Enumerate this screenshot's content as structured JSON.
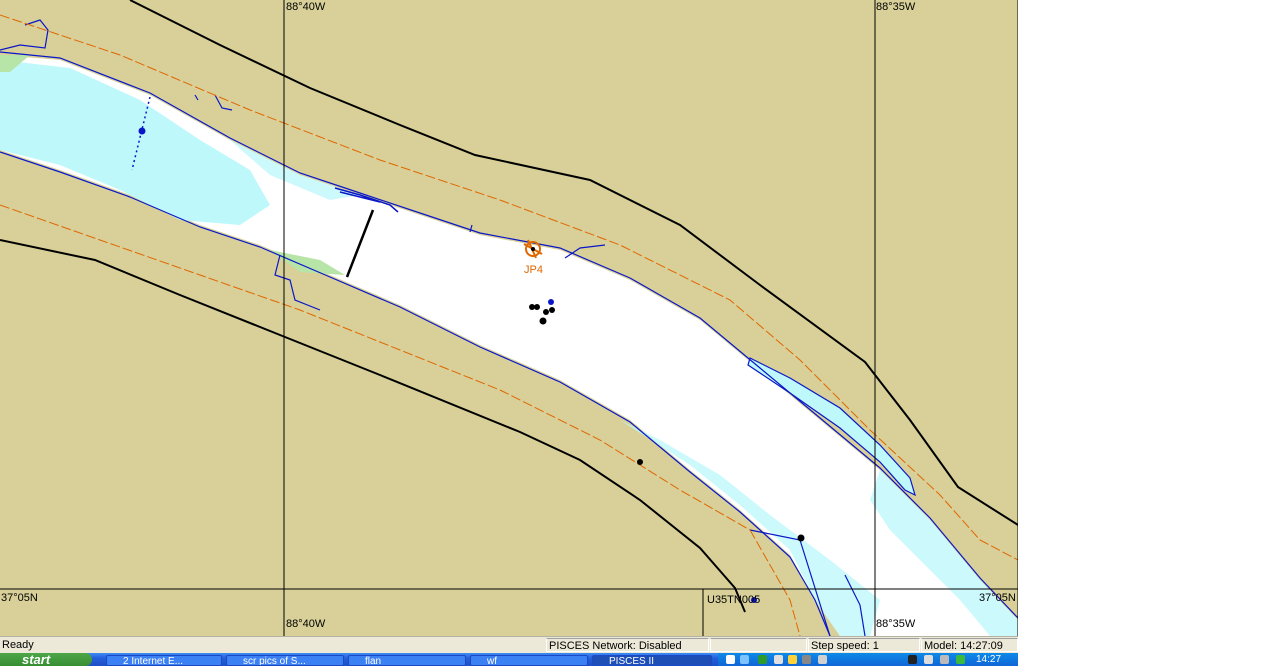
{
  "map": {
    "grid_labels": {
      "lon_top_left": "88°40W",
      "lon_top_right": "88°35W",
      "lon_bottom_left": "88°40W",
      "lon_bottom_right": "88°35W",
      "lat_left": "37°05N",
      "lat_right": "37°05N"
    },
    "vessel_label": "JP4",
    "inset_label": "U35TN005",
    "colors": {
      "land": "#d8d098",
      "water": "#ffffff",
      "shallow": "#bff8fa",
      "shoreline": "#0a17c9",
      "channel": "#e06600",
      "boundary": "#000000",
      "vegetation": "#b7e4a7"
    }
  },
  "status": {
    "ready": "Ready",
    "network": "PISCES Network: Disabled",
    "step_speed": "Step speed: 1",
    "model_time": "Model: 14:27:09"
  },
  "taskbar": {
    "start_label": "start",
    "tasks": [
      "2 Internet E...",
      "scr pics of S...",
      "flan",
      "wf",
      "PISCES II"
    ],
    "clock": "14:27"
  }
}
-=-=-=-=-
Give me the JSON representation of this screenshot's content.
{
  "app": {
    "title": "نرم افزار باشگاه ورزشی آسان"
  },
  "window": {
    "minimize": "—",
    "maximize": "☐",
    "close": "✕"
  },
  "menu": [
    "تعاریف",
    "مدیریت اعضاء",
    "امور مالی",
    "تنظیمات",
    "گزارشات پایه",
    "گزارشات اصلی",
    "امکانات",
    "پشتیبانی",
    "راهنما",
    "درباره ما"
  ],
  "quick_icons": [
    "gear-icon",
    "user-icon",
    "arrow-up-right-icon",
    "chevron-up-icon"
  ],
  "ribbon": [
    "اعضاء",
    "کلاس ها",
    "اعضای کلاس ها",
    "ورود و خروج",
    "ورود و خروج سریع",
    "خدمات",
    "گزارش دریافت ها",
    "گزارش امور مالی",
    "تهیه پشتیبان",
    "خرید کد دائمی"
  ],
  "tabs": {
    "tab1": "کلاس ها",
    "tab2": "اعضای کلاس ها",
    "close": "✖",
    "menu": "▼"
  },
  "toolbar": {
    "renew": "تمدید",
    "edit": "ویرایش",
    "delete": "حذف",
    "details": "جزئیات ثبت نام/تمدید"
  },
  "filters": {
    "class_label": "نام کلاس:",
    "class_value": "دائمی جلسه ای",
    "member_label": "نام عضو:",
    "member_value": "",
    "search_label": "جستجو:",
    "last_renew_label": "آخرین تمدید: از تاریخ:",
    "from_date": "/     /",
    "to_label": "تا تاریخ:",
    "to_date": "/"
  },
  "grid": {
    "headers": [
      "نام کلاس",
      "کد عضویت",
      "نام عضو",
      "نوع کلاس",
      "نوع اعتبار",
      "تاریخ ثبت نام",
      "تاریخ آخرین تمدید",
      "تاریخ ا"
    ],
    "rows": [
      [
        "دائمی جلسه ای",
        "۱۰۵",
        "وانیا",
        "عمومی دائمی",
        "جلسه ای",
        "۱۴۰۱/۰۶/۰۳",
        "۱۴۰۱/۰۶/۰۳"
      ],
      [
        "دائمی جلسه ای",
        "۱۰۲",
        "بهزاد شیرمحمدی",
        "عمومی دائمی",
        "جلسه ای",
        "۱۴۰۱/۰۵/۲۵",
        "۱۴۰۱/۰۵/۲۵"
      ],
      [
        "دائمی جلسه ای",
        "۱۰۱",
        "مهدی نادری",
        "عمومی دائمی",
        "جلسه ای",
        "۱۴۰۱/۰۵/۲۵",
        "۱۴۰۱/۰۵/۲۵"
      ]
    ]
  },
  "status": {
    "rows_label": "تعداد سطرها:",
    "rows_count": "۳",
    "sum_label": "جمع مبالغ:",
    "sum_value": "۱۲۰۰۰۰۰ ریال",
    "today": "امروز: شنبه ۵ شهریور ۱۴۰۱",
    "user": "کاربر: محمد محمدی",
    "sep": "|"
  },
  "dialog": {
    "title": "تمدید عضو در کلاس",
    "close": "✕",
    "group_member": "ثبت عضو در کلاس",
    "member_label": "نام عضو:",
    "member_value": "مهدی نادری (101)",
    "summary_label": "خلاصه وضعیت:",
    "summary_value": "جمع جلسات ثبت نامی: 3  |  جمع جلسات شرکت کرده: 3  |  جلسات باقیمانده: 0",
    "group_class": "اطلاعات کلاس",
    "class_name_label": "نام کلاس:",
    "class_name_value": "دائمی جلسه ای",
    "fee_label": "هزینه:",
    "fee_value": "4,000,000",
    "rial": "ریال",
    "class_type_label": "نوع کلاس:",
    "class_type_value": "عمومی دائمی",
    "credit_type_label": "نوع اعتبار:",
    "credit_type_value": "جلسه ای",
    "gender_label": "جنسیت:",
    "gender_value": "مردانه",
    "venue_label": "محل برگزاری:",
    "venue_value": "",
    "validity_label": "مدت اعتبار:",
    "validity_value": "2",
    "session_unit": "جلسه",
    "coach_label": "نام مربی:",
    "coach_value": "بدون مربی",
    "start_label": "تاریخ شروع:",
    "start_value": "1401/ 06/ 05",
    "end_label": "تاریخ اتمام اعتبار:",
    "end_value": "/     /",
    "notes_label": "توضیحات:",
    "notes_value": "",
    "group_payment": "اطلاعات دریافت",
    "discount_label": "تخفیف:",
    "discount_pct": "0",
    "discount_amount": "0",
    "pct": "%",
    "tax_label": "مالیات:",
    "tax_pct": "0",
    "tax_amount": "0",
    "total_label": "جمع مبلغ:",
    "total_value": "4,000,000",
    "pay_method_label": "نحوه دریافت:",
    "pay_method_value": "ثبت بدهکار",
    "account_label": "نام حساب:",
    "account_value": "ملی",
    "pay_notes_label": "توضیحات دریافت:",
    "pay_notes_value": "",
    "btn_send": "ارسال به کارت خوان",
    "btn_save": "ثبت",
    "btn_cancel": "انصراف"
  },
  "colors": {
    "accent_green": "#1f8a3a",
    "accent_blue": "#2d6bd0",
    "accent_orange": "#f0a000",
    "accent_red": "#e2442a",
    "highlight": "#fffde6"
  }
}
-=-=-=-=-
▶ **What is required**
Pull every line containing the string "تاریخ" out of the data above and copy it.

▶ **Answer section**
    "last_renew_label": "آخرین تمدید: از تاریخ:",
    "to_label": "تا تاریخ:",
      "تاریخ ثبت نام",
      "تاریخ آخرین تمدید",
      "تاریخ ا"
    "start_label": "تاریخ شروع:",
    "end_label": "تاریخ اتمام اعتبار:",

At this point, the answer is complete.